▸ **YOUR TASK**
Down to the final line, print the records below exactly and without pictures.
━━━ PROVIDED INFORMATION ━━━
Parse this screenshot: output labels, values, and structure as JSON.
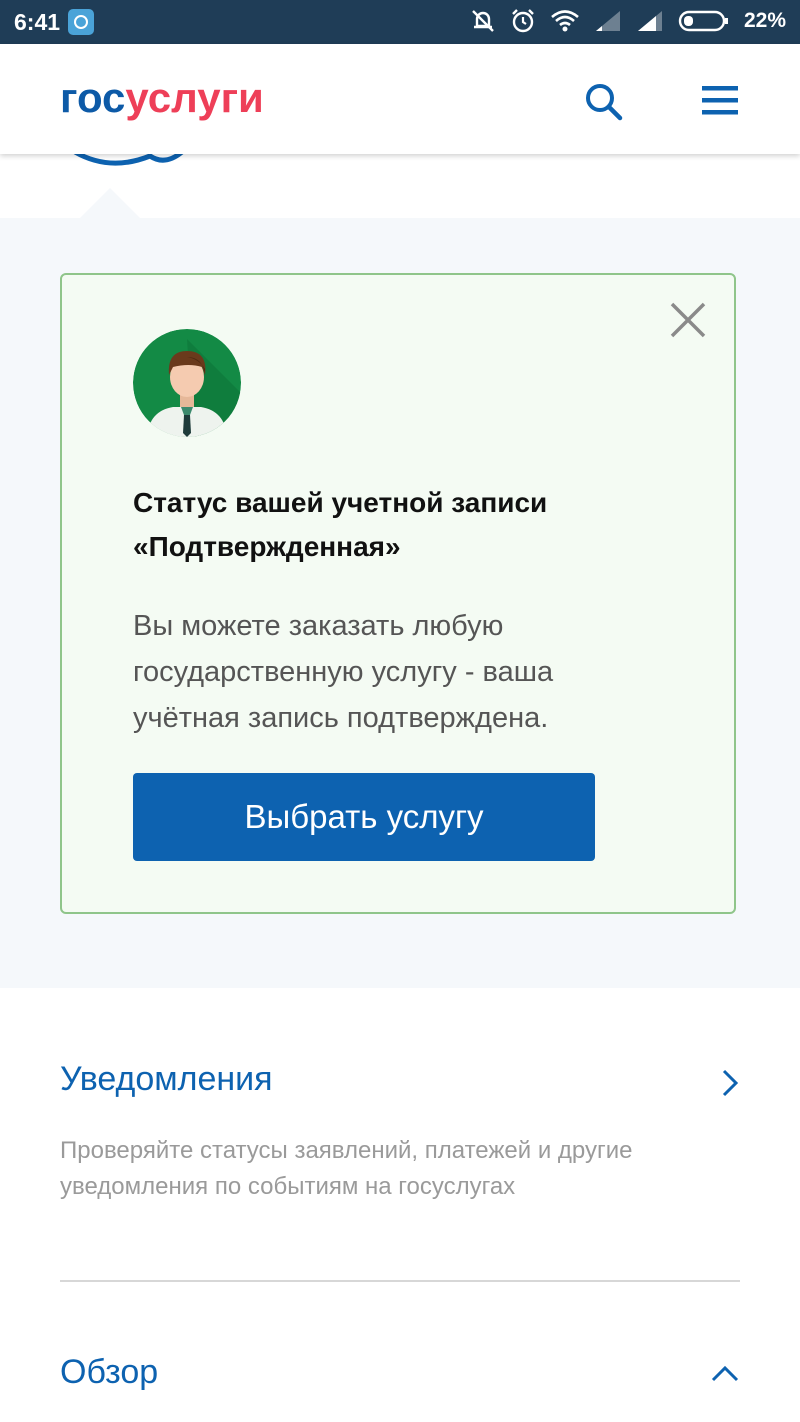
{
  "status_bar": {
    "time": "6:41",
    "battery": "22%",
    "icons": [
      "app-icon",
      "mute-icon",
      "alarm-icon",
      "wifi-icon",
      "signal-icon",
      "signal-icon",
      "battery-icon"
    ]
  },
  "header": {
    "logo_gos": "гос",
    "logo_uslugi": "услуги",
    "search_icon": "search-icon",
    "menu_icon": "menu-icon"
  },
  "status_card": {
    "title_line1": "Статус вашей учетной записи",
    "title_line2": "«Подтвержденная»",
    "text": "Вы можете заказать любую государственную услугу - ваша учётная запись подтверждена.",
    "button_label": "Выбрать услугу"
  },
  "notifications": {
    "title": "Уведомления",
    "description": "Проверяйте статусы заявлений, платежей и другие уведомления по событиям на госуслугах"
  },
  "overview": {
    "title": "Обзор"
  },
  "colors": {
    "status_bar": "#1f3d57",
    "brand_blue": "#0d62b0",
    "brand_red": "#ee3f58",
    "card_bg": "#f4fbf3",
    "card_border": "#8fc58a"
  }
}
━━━
▸ **SOLVED PROBLEM**
Parse this screenshot: output labels, values, and structure as JSON.
{
  "status_bar": {
    "time": "6:41",
    "battery": "22%",
    "icons": [
      "app-icon",
      "mute-icon",
      "alarm-icon",
      "wifi-icon",
      "signal-icon",
      "signal-icon",
      "battery-icon"
    ]
  },
  "header": {
    "logo_gos": "гос",
    "logo_uslugi": "услуги",
    "search_icon": "search-icon",
    "menu_icon": "menu-icon"
  },
  "status_card": {
    "title_line1": "Статус вашей учетной записи",
    "title_line2": "«Подтвержденная»",
    "text": "Вы можете заказать любую государственную услугу - ваша учётная запись подтверждена.",
    "button_label": "Выбрать услугу"
  },
  "notifications": {
    "title": "Уведомления",
    "description": "Проверяйте статусы заявлений, платежей и другие уведомления по событиям на госуслугах"
  },
  "overview": {
    "title": "Обзор"
  },
  "colors": {
    "status_bar": "#1f3d57",
    "brand_blue": "#0d62b0",
    "brand_red": "#ee3f58",
    "card_bg": "#f4fbf3",
    "card_border": "#8fc58a"
  }
}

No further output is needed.